EXERCISE PROMPT:
Give the number of lines in the records that include the word "theme", and nothing besides.
##### ENTRIES SUPPLIED #####
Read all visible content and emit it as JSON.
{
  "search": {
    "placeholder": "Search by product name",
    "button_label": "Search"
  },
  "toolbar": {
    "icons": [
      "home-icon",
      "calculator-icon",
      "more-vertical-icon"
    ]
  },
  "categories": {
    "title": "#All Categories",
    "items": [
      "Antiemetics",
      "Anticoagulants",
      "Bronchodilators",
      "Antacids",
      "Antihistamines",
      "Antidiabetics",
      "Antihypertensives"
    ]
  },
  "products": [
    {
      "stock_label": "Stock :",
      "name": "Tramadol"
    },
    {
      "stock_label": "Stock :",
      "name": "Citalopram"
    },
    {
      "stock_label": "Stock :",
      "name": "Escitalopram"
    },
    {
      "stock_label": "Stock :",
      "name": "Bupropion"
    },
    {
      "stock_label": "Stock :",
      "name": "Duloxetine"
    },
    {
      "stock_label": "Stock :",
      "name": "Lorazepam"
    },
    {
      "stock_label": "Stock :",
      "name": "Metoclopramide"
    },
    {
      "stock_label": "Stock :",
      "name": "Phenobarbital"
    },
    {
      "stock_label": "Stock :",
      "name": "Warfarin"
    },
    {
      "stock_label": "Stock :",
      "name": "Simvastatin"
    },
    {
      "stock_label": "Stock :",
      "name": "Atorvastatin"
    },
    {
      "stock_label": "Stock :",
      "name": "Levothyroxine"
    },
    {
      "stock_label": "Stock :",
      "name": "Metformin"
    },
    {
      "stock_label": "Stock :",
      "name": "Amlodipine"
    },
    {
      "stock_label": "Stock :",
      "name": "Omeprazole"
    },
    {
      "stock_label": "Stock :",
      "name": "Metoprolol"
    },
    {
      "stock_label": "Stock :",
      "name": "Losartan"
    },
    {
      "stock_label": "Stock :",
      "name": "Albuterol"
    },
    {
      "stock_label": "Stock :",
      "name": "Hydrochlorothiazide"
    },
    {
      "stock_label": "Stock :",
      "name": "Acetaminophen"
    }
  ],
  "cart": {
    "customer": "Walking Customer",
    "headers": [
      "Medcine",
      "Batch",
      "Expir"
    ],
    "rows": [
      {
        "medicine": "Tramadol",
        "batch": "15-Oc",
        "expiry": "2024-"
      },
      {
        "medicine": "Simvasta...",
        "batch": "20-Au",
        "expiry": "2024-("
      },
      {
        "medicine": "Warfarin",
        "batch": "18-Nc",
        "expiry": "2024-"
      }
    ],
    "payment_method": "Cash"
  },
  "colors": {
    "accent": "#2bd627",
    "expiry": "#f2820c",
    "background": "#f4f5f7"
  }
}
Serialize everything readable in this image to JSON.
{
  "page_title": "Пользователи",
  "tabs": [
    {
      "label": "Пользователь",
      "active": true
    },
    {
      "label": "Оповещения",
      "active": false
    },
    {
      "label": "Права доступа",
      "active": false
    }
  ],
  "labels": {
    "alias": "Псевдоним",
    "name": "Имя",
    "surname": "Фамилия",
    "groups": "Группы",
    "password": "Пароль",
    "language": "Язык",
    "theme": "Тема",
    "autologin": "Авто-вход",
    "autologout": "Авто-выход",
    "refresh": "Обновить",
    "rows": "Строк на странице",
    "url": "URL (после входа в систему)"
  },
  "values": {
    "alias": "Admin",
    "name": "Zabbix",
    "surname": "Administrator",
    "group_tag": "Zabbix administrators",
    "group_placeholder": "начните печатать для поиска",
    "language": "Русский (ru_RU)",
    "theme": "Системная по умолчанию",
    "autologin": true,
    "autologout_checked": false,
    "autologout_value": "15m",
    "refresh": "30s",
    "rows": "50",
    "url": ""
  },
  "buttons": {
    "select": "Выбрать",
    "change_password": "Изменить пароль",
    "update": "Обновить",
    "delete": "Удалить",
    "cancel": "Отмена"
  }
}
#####
REPLY TO THE TASK:
2